The results of a City investigation into independent television production in the UK released this month will make bad reading for TV Corporation's 30-year-old post subsidiary, Molinare, and its sister company, Visions, writes Sam Espensen.
A sector report compiled by Bridgewell Securities recommends that if TV Corp is to justify its status as a super-indie, chief executive Jeff Foulser must "rid the group of Molinare and Visions in order to focus on programme production and rights creation".
Bridgewell analyst Carl Franklin said Molinare is "definitely in the last chance saloon. It has an air of doom hanging over it which is unfortunately driving clients away."
According to the findings, there are several factors contributing to the facility's bad fortunes. A 40% decline in overall revenue - from£10.7m in 1998 to£6.5m in 2002 - reflects an industry that is under severe pressure from over-supply and price competition.
Revenues are expected to fall further this year to about£5m despite a£1m investment, reorganisation and the hiring of a new managing director, Mark Foligno. In addition, TV Corp has issued two profit warnings in 2003.
The report also blames past events for the company's present misfortune. The loss of Vicki Dunn and Nicky Sargent, who left Molinare in 1998 to open The Farm, was cited as one problem, as was the loss of several channel transmission contracts and the ubiquitous desktop editing revolution.
The facility's lease on its premises in Soho will expire in 2006. The report states that even if "the facility survives its six-month probation, this may provide a natural opportunity to wind the company up".
TV Corp has reacted angrily to the findings, with Foulser commenting that "anybody who wants to write stuff like that should take a walk round the place now.
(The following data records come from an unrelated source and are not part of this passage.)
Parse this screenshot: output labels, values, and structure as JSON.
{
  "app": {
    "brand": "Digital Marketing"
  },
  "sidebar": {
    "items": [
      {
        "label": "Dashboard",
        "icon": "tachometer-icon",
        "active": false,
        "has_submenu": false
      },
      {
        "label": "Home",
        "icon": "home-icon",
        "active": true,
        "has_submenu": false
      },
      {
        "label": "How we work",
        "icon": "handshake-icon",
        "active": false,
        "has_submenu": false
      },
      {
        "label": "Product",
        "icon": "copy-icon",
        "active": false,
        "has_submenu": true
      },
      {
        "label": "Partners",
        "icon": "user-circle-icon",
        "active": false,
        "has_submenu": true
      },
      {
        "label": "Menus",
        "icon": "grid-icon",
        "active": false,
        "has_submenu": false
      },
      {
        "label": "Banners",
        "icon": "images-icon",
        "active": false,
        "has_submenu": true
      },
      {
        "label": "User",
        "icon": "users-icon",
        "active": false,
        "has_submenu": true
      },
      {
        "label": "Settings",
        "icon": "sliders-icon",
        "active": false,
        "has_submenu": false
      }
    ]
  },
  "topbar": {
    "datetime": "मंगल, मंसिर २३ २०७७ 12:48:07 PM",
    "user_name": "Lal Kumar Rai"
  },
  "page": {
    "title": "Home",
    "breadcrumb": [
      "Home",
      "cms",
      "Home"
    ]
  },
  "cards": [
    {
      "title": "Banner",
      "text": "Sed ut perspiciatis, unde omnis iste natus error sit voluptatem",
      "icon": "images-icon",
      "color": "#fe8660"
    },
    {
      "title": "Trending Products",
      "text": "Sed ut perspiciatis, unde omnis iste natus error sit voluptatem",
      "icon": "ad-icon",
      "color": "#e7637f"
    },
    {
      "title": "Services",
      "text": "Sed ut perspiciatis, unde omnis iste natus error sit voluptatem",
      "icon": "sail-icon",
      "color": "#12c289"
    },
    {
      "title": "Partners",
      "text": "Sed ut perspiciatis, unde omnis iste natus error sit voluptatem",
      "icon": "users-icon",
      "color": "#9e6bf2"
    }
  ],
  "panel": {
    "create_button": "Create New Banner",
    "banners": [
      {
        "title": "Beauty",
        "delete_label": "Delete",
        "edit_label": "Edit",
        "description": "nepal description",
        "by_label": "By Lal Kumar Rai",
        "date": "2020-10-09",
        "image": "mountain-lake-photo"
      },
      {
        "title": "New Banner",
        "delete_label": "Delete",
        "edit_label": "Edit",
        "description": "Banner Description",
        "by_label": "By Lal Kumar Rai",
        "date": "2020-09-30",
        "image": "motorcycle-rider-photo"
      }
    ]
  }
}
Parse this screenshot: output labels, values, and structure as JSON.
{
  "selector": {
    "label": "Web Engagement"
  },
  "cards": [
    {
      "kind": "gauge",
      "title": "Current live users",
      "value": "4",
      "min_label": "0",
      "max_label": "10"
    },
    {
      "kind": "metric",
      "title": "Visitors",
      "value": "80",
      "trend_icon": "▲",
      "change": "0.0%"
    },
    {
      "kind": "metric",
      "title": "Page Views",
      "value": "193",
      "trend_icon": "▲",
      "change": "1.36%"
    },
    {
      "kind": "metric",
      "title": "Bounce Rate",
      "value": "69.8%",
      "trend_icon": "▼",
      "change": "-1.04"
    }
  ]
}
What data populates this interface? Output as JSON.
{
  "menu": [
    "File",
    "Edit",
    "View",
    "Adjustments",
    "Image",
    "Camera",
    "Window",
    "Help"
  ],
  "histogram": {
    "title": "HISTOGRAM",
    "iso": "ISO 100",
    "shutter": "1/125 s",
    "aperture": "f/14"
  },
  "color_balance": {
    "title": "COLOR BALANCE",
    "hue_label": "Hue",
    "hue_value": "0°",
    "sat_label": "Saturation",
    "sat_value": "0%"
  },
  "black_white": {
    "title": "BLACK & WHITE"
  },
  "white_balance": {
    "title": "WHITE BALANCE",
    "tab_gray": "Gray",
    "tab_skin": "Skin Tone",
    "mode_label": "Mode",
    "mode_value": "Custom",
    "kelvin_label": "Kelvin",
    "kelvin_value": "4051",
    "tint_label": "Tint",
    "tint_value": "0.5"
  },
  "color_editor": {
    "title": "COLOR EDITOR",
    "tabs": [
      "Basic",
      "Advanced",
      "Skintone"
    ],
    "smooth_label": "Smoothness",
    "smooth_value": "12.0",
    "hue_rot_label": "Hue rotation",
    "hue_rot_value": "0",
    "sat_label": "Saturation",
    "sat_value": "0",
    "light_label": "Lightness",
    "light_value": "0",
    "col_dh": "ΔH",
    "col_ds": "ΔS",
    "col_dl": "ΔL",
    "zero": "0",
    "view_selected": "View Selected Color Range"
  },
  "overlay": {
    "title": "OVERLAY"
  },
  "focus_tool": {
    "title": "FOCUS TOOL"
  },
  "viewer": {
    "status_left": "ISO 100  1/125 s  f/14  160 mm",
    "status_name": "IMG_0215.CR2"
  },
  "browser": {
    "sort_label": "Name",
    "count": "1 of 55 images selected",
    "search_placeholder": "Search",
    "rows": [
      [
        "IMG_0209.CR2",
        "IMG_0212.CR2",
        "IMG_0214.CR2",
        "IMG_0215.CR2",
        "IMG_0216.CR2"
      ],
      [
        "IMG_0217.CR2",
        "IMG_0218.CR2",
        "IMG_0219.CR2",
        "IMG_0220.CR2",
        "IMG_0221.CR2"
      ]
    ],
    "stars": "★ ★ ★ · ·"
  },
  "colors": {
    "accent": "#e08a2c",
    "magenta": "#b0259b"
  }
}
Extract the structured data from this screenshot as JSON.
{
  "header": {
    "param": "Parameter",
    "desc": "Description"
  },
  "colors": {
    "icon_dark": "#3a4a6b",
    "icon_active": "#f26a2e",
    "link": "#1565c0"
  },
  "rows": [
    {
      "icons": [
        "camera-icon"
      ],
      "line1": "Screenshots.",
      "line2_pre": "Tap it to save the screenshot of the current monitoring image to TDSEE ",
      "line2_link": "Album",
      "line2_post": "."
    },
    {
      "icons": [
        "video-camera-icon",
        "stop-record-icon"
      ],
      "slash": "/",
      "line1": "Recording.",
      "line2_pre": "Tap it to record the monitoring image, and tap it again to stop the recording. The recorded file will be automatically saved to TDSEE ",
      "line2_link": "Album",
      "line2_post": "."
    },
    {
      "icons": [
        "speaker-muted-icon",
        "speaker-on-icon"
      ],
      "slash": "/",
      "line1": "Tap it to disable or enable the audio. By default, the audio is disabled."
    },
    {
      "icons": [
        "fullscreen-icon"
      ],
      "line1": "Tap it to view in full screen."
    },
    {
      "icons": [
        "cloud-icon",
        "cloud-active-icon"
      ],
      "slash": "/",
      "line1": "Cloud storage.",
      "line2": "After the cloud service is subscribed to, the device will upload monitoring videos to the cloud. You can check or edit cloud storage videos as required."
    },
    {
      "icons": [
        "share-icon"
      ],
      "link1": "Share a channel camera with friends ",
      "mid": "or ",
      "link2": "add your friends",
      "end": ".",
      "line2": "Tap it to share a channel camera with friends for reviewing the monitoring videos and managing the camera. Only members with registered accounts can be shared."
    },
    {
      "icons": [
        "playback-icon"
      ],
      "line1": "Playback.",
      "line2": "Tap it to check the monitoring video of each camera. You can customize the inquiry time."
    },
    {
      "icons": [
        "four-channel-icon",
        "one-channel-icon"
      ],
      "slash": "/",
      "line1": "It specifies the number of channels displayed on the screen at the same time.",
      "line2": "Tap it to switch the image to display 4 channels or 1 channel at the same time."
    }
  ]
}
Mark [Foligno] needs to be given a chance to succeed without reading every 10 minutes that we're going to close the place. He and Steve Milne have really revved the place up and they're doing terrifically. And Visions made a lot of money last year. Where are we going to find that£1.7m profit? It's silly to think we'd get rid of it."
Franklin also predicts that several post facilities will need to close in order for the rest of the sector to survive. "I think the industry would benefit from the closure of several post houses," he said. "Molinare alone would free up around£5m of work for others. Post-production needs a very severe shake-out and I would advise investors to steer clear of it at the moment."
A third TV Corp spokesperson said he felt the report was "the interpretation of a particular analyst that we do not necessarily agree with. We have no plans to get rid of Molinare or Visions." The sector report was based on information gathered earlier this year.
Bridgewell Securities is a research-based institutional stockbroking business focused on mid and small-cap companies.
Molinare is one of the UK's longest serving post companies. Established in 1973, initially as a sound recording studio over a photographer's shop in Bond Street, it is currently based in Foubert's Place.
Credits include Fighting the Warfor the BBC and work for TV Corp companies - including Robot Warsfor Mentorn - and other producers and broadcasters.